======== EXERCISE INPUTS ========
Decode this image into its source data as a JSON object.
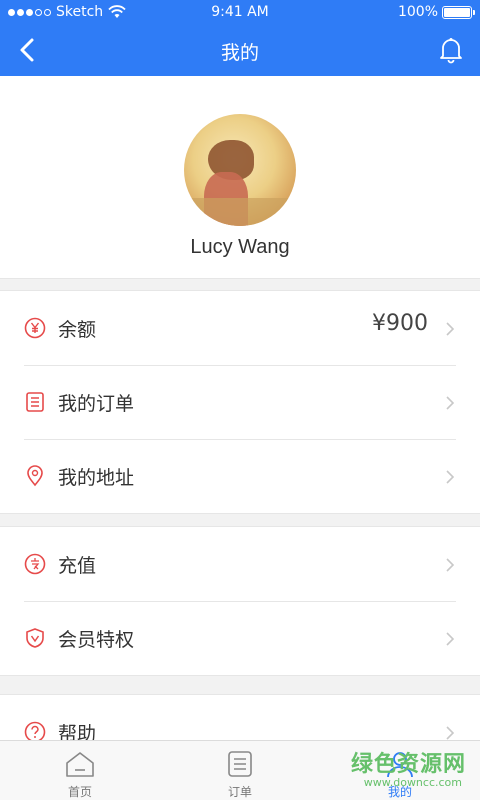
{
  "status": {
    "carrier": "Sketch",
    "time": "9:41 AM",
    "battery": "100%"
  },
  "nav": {
    "title": "我的"
  },
  "profile": {
    "name": "Lucy Wang"
  },
  "menu": {
    "group1": [
      {
        "label": "余额",
        "value": "¥900",
        "icon": "yen-icon"
      },
      {
        "label": "我的订单",
        "icon": "order-list-icon"
      },
      {
        "label": "我的地址",
        "icon": "location-pin-icon"
      }
    ],
    "group2": [
      {
        "label": "充值",
        "icon": "recharge-icon"
      },
      {
        "label": "会员特权",
        "icon": "shield-icon"
      }
    ],
    "group3": [
      {
        "label": "帮助",
        "icon": "help-icon"
      }
    ]
  },
  "tabs": [
    {
      "label": "首页",
      "icon": "home-icon"
    },
    {
      "label": "订单",
      "icon": "list-icon"
    },
    {
      "label": "我的",
      "icon": "person-icon",
      "active": true
    }
  ],
  "watermark": {
    "main": "绿色资源网",
    "sub": "www.downcc.com"
  },
  "colors": {
    "primary": "#2f7cf6",
    "icon_red": "#e64a4a",
    "watermark_green": "#66c06b"
  }
}
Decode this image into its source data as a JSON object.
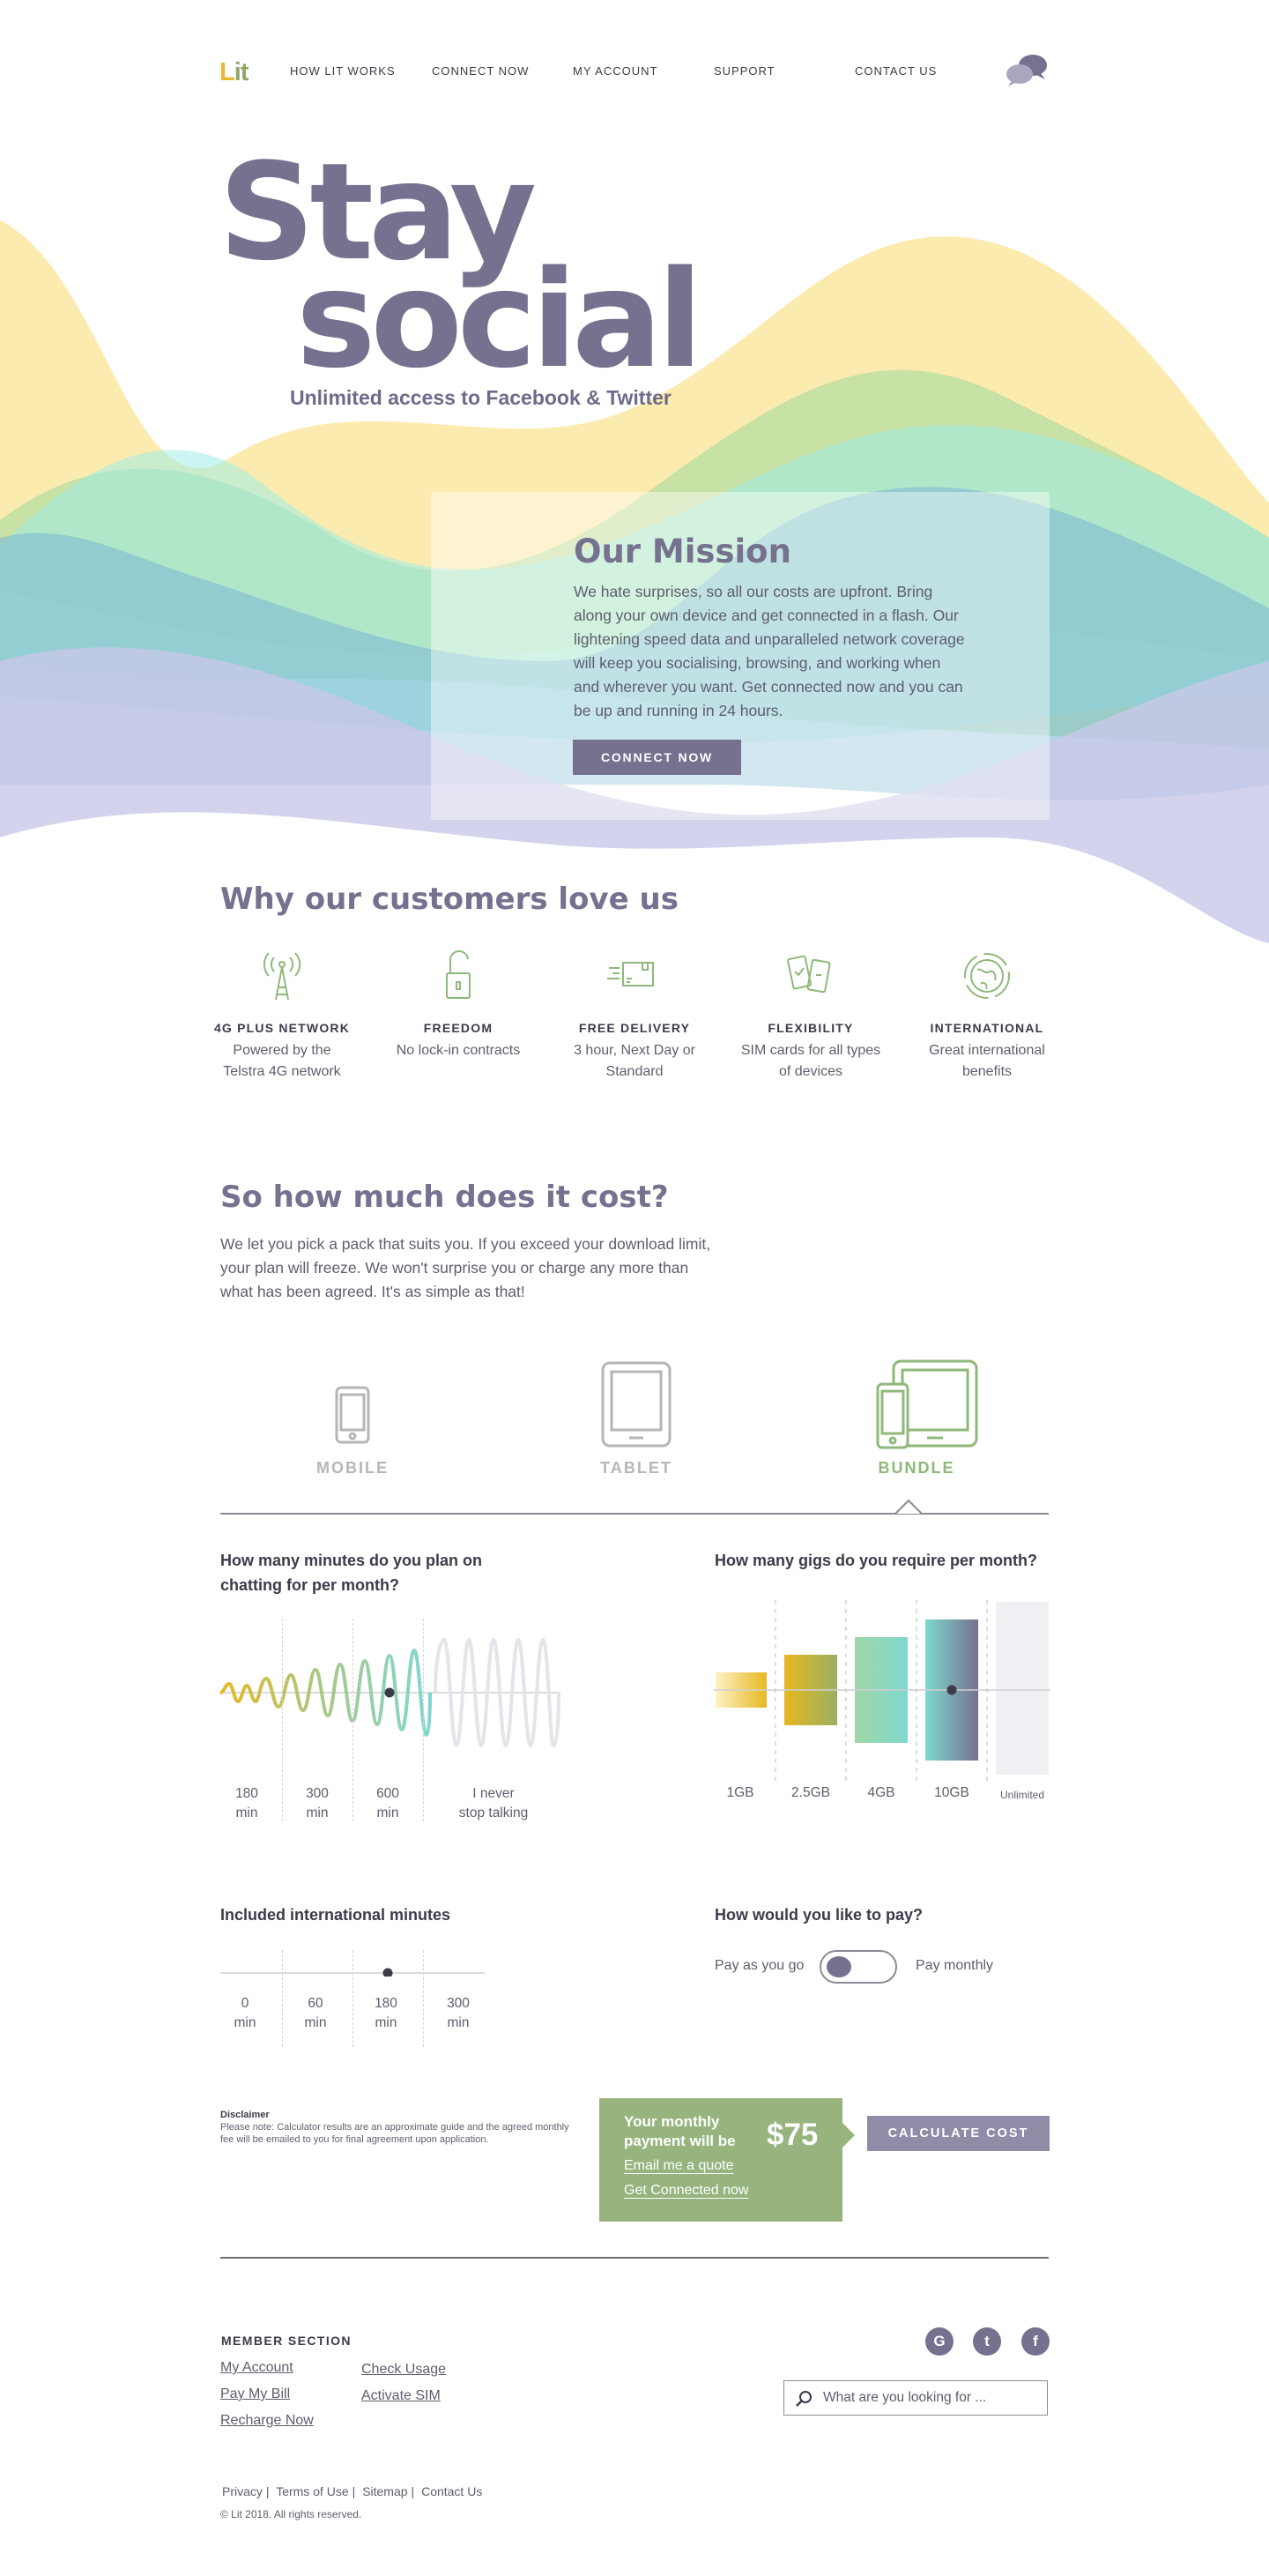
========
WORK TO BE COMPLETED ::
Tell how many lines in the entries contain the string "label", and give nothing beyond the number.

RESPONSE FOR THIS EXERCISE ::
9